#### REQUIREMENT
Copy the records below in full, keeping each word as it is but omitting the pictures.

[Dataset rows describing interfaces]
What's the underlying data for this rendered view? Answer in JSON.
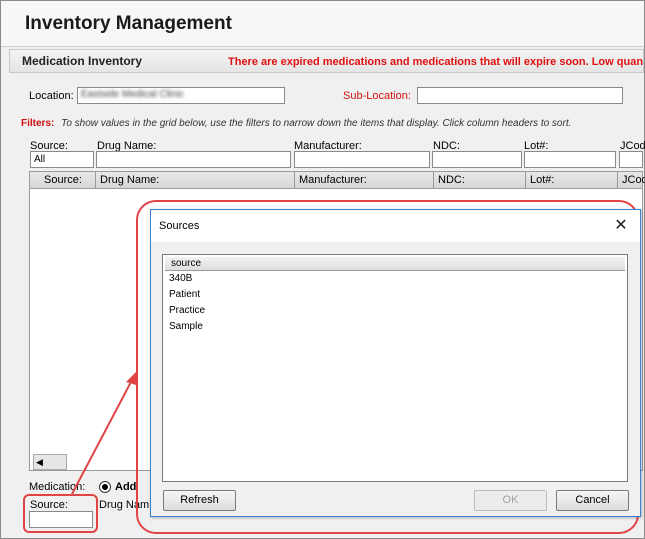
{
  "app": {
    "title": "Inventory Management"
  },
  "section": {
    "title": "Medication Inventory",
    "warning": "There are expired medications and medications that will expire soon.   Low quan"
  },
  "location": {
    "label": "Location:",
    "value": "Eastside Medical Clinic",
    "sub_label": "Sub-Location:",
    "sub_value": ""
  },
  "filters": {
    "key": "Filters:",
    "description": "To show values in the grid below, use the filters to narrow down the items that display. Click column headers to sort.",
    "columns": [
      {
        "label": "Source:",
        "value": "All"
      },
      {
        "label": "Drug Name:",
        "value": ""
      },
      {
        "label": "Manufacturer:",
        "value": ""
      },
      {
        "label": "NDC:",
        "value": ""
      },
      {
        "label": "Lot#:",
        "value": ""
      },
      {
        "label": "JCode",
        "value": ""
      }
    ]
  },
  "grid": {
    "headers": [
      "Source:",
      "Drug Name:",
      "Manufacturer:",
      "NDC:",
      "Lot#:",
      "JCod"
    ]
  },
  "medication": {
    "label": "Medication:",
    "radio_label": "Add",
    "source_label": "Source:",
    "drug_label": "Drug Nam"
  },
  "dialog": {
    "title": "Sources",
    "column": "source",
    "items": [
      "340B",
      "Patient",
      "Practice",
      "Sample"
    ],
    "refresh": "Refresh",
    "ok": "OK",
    "cancel": "Cancel"
  },
  "colors": {
    "warning": "#e01010",
    "highlight": "#e04444",
    "dialog_border": "#3a7fd0"
  }
}
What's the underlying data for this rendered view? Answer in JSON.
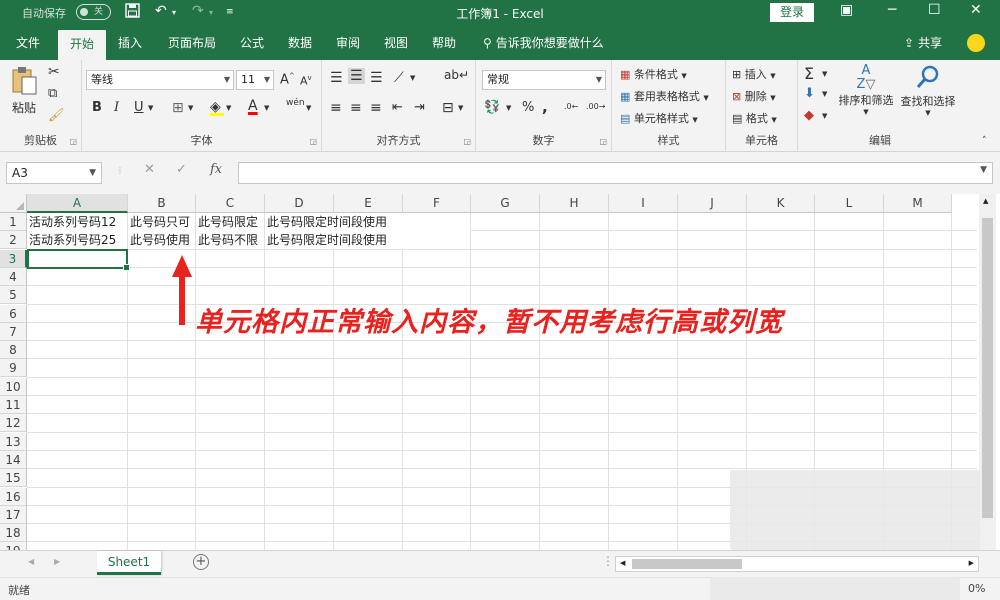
{
  "titlebar": {
    "autosave_label": "自动保存",
    "autosave_state": "关",
    "title": "工作簿1  -  Excel",
    "login_label": "登录"
  },
  "tabs": [
    {
      "label": "文件",
      "active": false
    },
    {
      "label": "开始",
      "active": true
    },
    {
      "label": "插入",
      "active": false
    },
    {
      "label": "页面布局",
      "active": false
    },
    {
      "label": "公式",
      "active": false
    },
    {
      "label": "数据",
      "active": false
    },
    {
      "label": "审阅",
      "active": false
    },
    {
      "label": "视图",
      "active": false
    },
    {
      "label": "帮助",
      "active": false
    }
  ],
  "tell_me": "告诉我你想要做什么",
  "share_label": "共享",
  "ribbon": {
    "clipboard": {
      "label": "剪贴板",
      "paste": "粘贴"
    },
    "font": {
      "label": "字体",
      "font_name": "等线",
      "font_size": "11",
      "bold": "B",
      "italic": "I",
      "underline": "U",
      "font_color_glyph": "A",
      "phonetic": "wén"
    },
    "alignment": {
      "label": "对齐方式"
    },
    "number": {
      "label": "数字",
      "format": "常规",
      "percent": "%",
      "comma": ","
    },
    "styles": {
      "label": "样式",
      "conditional": "条件格式",
      "table": "套用表格格式",
      "cell_styles": "单元格样式"
    },
    "cells": {
      "label": "单元格",
      "insert": "插入",
      "delete": "删除",
      "format": "格式"
    },
    "editing": {
      "label": "编辑",
      "sort_filter": "排序和筛选",
      "find_select": "查找和选择"
    }
  },
  "formula_bar": {
    "name_box": "A3",
    "fx": "fx",
    "content": ""
  },
  "columns": [
    "A",
    "B",
    "C",
    "D",
    "E",
    "F",
    "G",
    "H",
    "I",
    "J",
    "K",
    "L",
    "M"
  ],
  "rows": [
    "1",
    "2",
    "3",
    "4",
    "5",
    "6",
    "7",
    "8",
    "9",
    "10",
    "11",
    "12",
    "13",
    "14",
    "15",
    "16",
    "17",
    "18",
    "19"
  ],
  "cells": {
    "A1": "活动系列号码12",
    "B1": "此号码只可",
    "C1": "此号码限定",
    "D1": "此号码限定时间段使用",
    "A2": "活动系列号码25",
    "B2": "此号码使用",
    "C2": "此号码不限",
    "D2": "此号码限定时间段使用"
  },
  "active_cell": "A3",
  "annotation": "单元格内正常输入内容，暂不用考虑行高或列宽",
  "sheets": [
    {
      "name": "Sheet1",
      "active": true
    }
  ],
  "status": {
    "ready": "就绪",
    "zoom": "0%"
  },
  "colors": {
    "brand": "#217346",
    "annotation": "#e8221e",
    "ribbon_bg": "#f3f3f3"
  }
}
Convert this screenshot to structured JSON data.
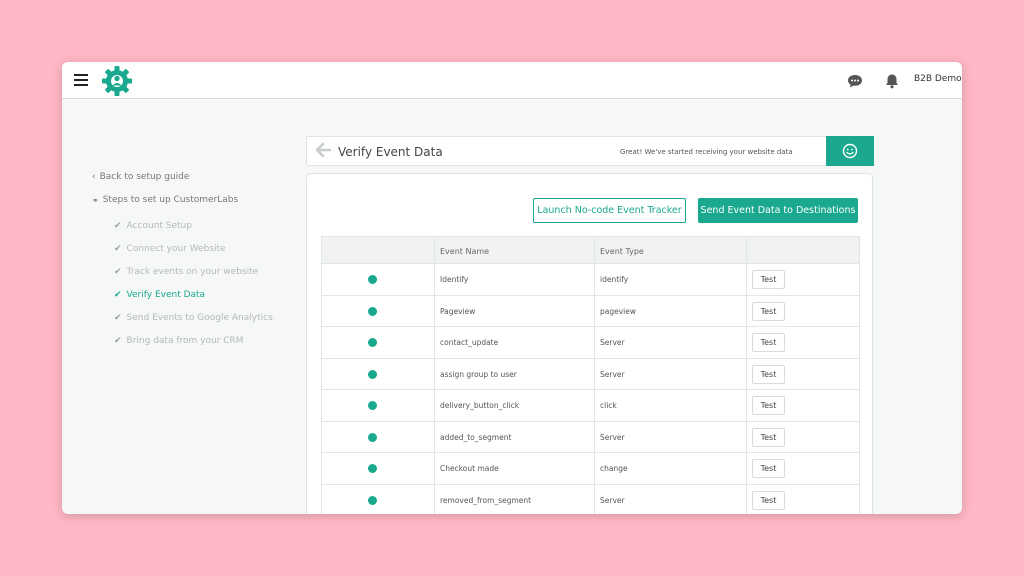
{
  "topbar": {
    "user_name": "B2B Demo",
    "icons": [
      "menu-icon",
      "gear-logo-icon",
      "chat-icon",
      "bell-icon"
    ]
  },
  "sidebar": {
    "back_link": "Back to setup guide",
    "steps_heading": "Steps to set up CustomerLabs",
    "steps": [
      {
        "label": "Account Setup",
        "active": false
      },
      {
        "label": "Connect your Website",
        "active": false
      },
      {
        "label": "Track events on your website",
        "active": false
      },
      {
        "label": "Verify Event Data",
        "active": true
      },
      {
        "label": "Send Events to Google Analytics",
        "active": false
      },
      {
        "label": "Bring data from your CRM",
        "active": false
      }
    ]
  },
  "header": {
    "title": "Verify Event Data",
    "message": "Great! We've started receiving your website data"
  },
  "actions": {
    "launch_label": "Launch No-code Event Tracker",
    "send_label": "Send Event Data to Destinations"
  },
  "table": {
    "columns": [
      "",
      "Event Name",
      "Event Type",
      ""
    ],
    "test_label": "Test",
    "rows": [
      {
        "name": "Identify",
        "type": "identify"
      },
      {
        "name": "Pageview",
        "type": "pageview"
      },
      {
        "name": "contact_update",
        "type": "Server"
      },
      {
        "name": "assign group to user",
        "type": "Server"
      },
      {
        "name": "delivery_button_click",
        "type": "click"
      },
      {
        "name": "added_to_segment",
        "type": "Server"
      },
      {
        "name": "Checkout made",
        "type": "change"
      },
      {
        "name": "removed_from_segment",
        "type": "Server"
      }
    ]
  },
  "colors": {
    "accent": "#1aa88e",
    "background": "#ffb6c5"
  }
}
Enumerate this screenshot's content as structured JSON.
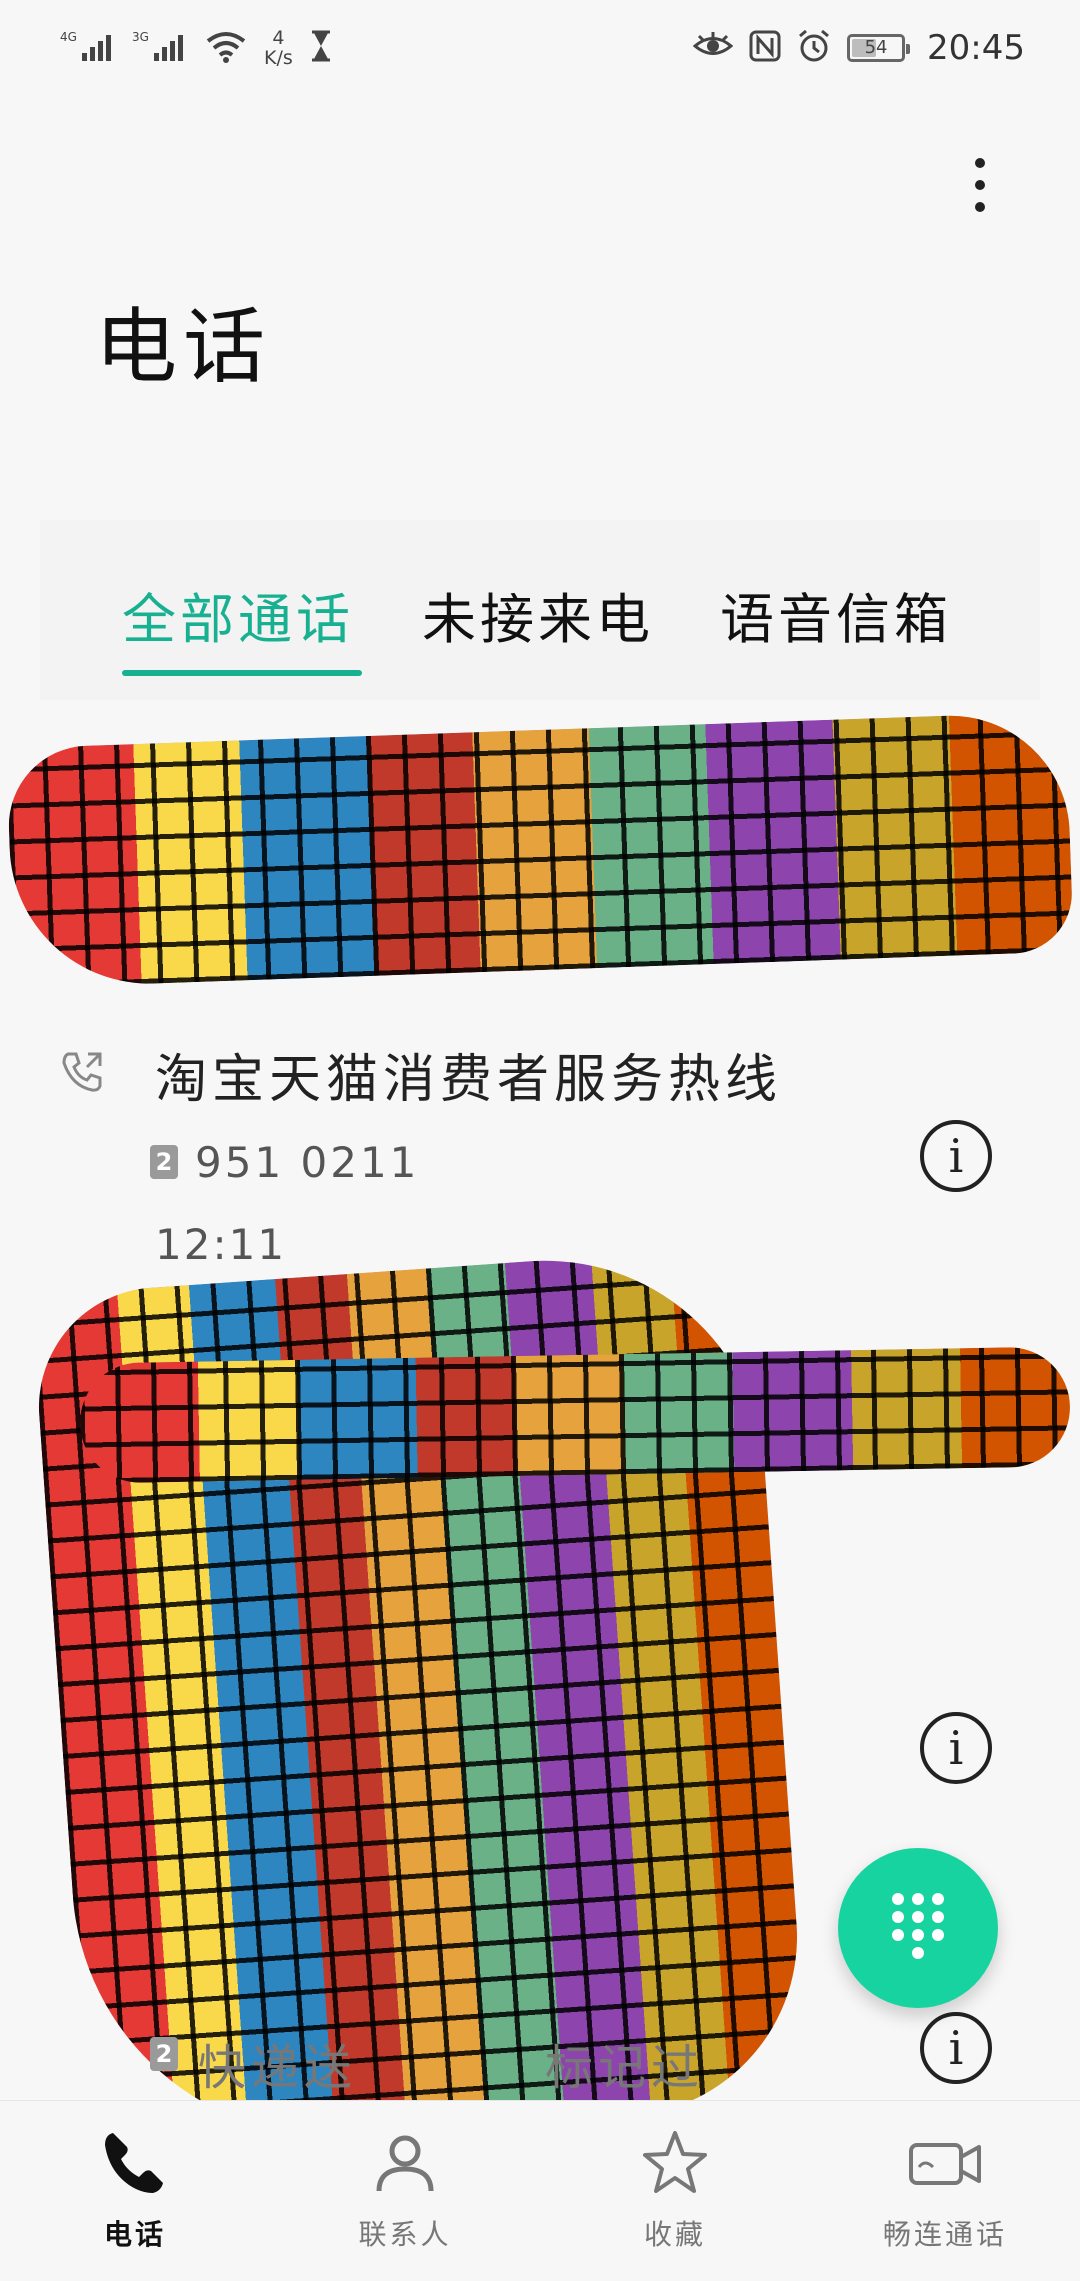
{
  "status_bar": {
    "signal1_label": "4G",
    "signal2_label": "3G",
    "speed_value": "4",
    "speed_unit": "K/s",
    "battery_level": "54",
    "battery_fraction": 0.54,
    "time": "20:45"
  },
  "page": {
    "title": "电话"
  },
  "tabs": [
    {
      "label": "全部通话",
      "active": true
    },
    {
      "label": "未接来电",
      "active": false
    },
    {
      "label": "语音信箱",
      "active": false
    }
  ],
  "calls": [
    {
      "name": "淘宝天猫消费者服务热线",
      "sim": "2",
      "number": "951 0211",
      "time": "12:11",
      "icon": "outgoing-call-icon"
    }
  ],
  "partial_visible": {
    "sim": "2",
    "text": "快递送",
    "text_tail": "标记过"
  },
  "bottom_nav": [
    {
      "label": "电话",
      "icon": "phone-icon",
      "active": true
    },
    {
      "label": "联系人",
      "icon": "contacts-icon",
      "active": false
    },
    {
      "label": "收藏",
      "icon": "star-icon",
      "active": false
    },
    {
      "label": "畅连通话",
      "icon": "video-call-icon",
      "active": false
    }
  ],
  "colors": {
    "accent": "#17b090",
    "fab": "#17d3a0"
  }
}
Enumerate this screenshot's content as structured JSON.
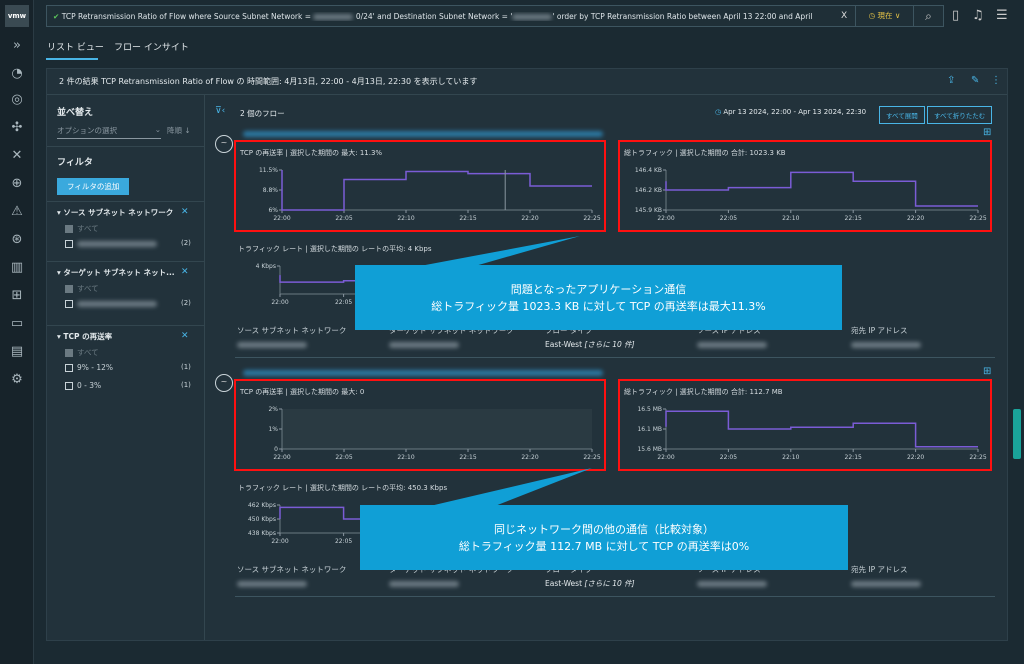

#### TASK SOLUTION
What's the underlying data for this rendered view? Answer in JSON.
{
  "app": {
    "title": "Inventory Management"
  },
  "section": {
    "title": "Medication Inventory",
    "warning": "There are expired medications and medications that will expire soon.   Low quan"
  },
  "location": {
    "label": "Location:",
    "value": "Eastside Medical Clinic",
    "sub_label": "Sub-Location:",
    "sub_value": ""
  },
  "filters": {
    "key": "Filters:",
    "description": "To show values in the grid below, use the filters to narrow down the items that display. Click column headers to sort.",
    "columns": [
      {
        "label": "Source:",
        "value": "All"
      },
      {
        "label": "Drug Name:",
        "value": ""
      },
      {
        "label": "Manufacturer:",
        "value": ""
      },
      {
        "label": "NDC:",
        "value": ""
      },
      {
        "label": "Lot#:",
        "value": ""
      },
      {
        "label": "JCode",
        "value": ""
      }
    ]
  },
  "grid": {
    "headers": [
      "Source:",
      "Drug Name:",
      "Manufacturer:",
      "NDC:",
      "Lot#:",
      "JCod"
    ]
  },
  "medication": {
    "label": "Medication:",
    "radio_label": "Add",
    "source_label": "Source:",
    "drug_label": "Drug Nam"
  },
  "dialog": {
    "title": "Sources",
    "column": "source",
    "items": [
      "340B",
      "Patient",
      "Practice",
      "Sample"
    ],
    "refresh": "Refresh",
    "ok": "OK",
    "cancel": "Cancel"
  },
  "colors": {
    "warning": "#e01010",
    "highlight": "#e04444",
    "dialog_border": "#3a7fd0"
  }
}
What's the underlying data for this rendered view? Answer in JSON.
{
  "titlebar": {
    "autosave_label": "自动保存",
    "autosave_state": "关",
    "title": "工作簿1  -  Excel",
    "login_label": "登录"
  },
  "tabs": [
    {
      "label": "文件",
      "active": false
    },
    {
      "label": "开始",
      "active": true
    },
    {
      "label": "插入",
      "active": false
    },
    {
      "label": "页面布局",
      "active": false
    },
    {
      "label": "公式",
      "active": false
    },
    {
      "label": "数据",
      "active": false
    },
    {
      "label": "审阅",
      "active": false
    },
    {
      "label": "视图",
      "active": false
    },
    {
      "label": "帮助",
      "active": false
    }
  ],
  "tell_me": "告诉我你想要做什么",
  "share_label": "共享",
  "ribbon": {
    "clipboard": {
      "label": "剪贴板",
      "paste": "粘贴"
    },
    "font": {
      "label": "字体",
      "font_name": "等线",
      "font_size": "11",
      "bold": "B",
      "italic": "I",
      "underline": "U",
      "font_color_glyph": "A",
      "phonetic": "wén"
    },
    "alignment": {
      "label": "对齐方式"
    },
    "number": {
      "label": "数字",
      "format": "常规",
      "percent": "%",
      "comma": ","
    },
    "styles": {
      "label": "样式",
      "conditional": "条件格式",
      "table": "套用表格格式",
      "cell_styles": "单元格样式"
    },
    "cells": {
      "label": "单元格",
      "insert": "插入",
      "delete": "删除",
      "format": "格式"
    },
    "editing": {
      "label": "编辑",
      "sort_filter": "排序和筛选",
      "find_select": "查找和选择"
    }
  },
  "formula_bar": {
    "name_box": "A3",
    "fx": "fx",
    "content": ""
  },
  "columns": [
    "A",
    "B",
    "C",
    "D",
    "E",
    "F",
    "G",
    "H",
    "I",
    "J",
    "K",
    "L",
    "M"
  ],
  "rows": [
    "1",
    "2",
    "3",
    "4",
    "5",
    "6",
    "7",
    "8",
    "9",
    "10",
    "11",
    "12",
    "13",
    "14",
    "15",
    "16",
    "17",
    "18",
    "19"
  ],
  "cells": {
    "A1": "活动系列号码12",
    "B1": "此号码只可",
    "C1": "此号码限定",
    "D1": "此号码限定时间段使用",
    "A2": "活动系列号码25",
    "B2": "此号码使用",
    "C2": "此号码不限",
    "D2": "此号码限定时间段使用"
  },
  "active_cell": "A3",
  "annotation": "单元格内正常输入内容，暂不用考虑行高或列宽",
  "sheets": [
    {
      "name": "Sheet1",
      "active": true
    }
  ],
  "status": {
    "ready": "就绪",
    "zoom": "0%"
  },
  "colors": {
    "brand": "#217346",
    "annotation": "#e8221e",
    "ribbon_bg": "#f3f3f3"
  }
}
Convert this screenshot to structured JSON data.
{
  "topbar": {
    "user_name": "B2B Demo",
    "icons": [
      "menu-icon",
      "gear-logo-icon",
      "chat-icon",
      "bell-icon"
    ]
  },
  "sidebar": {
    "back_link": "Back to setup guide",
    "steps_heading": "Steps to set up CustomerLabs",
    "steps": [
      {
        "label": "Account Setup",
        "active": false
      },
      {
        "label": "Connect your Website",
        "active": false
      },
      {
        "label": "Track events on your website",
        "active": false
      },
      {
        "label": "Verify Event Data",
        "active": true
      },
      {
        "label": "Send Events to Google Analytics",
        "active": false
      },
      {
        "label": "Bring data from your CRM",
        "active": false
      }
    ]
  },
  "header": {
    "title": "Verify Event Data",
    "message": "Great! We've started receiving your website data"
  },
  "actions": {
    "launch_label": "Launch No-code Event Tracker",
    "send_label": "Send Event Data to Destinations"
  },
  "table": {
    "columns": [
      "",
      "Event Name",
      "Event Type",
      ""
    ],
    "test_label": "Test",
    "rows": [
      {
        "name": "Identify",
        "type": "identify"
      },
      {
        "name": "Pageview",
        "type": "pageview"
      },
      {
        "name": "contact_update",
        "type": "Server"
      },
      {
        "name": "assign group to user",
        "type": "Server"
      },
      {
        "name": "delivery_button_click",
        "type": "click"
      },
      {
        "name": "added_to_segment",
        "type": "Server"
      },
      {
        "name": "Checkout made",
        "type": "change"
      },
      {
        "name": "removed_from_segment",
        "type": "Server"
      }
    ]
  },
  "colors": {
    "accent": "#1aa88e",
    "background": "#ffb6c5"
  }
}
Enumerate this screenshot's content as structured JSON.
{
  "status_bar": {
    "signal1_label": "4G",
    "signal2_label": "3G",
    "speed_value": "4",
    "speed_unit": "K/s",
    "battery_level": "54",
    "battery_fraction": 0.54,
    "time": "20:45"
  },
  "page": {
    "title": "电话"
  },
  "tabs": [
    {
      "label": "全部通话",
      "active": true
    },
    {
      "label": "未接来电",
      "active": false
    },
    {
      "label": "语音信箱",
      "active": false
    }
  ],
  "calls": [
    {
      "name": "淘宝天猫消费者服务热线",
      "sim": "2",
      "number": "951 0211",
      "time": "12:11",
      "icon": "outgoing-call-icon"
    }
  ],
  "partial_visible": {
    "sim": "2",
    "text": "快递送",
    "text_tail": "标记过"
  },
  "bottom_nav": [
    {
      "label": "电话",
      "icon": "phone-icon",
      "active": true
    },
    {
      "label": "联系人",
      "icon": "contacts-icon",
      "active": false
    },
    {
      "label": "收藏",
      "icon": "star-icon",
      "active": false
    },
    {
      "label": "畅连通话",
      "icon": "video-call-icon",
      "active": false
    }
  ],
  "colors": {
    "accent": "#17b090",
    "fab": "#17d3a0"
  }
}
Enumerate this screenshot's content as structured JSON.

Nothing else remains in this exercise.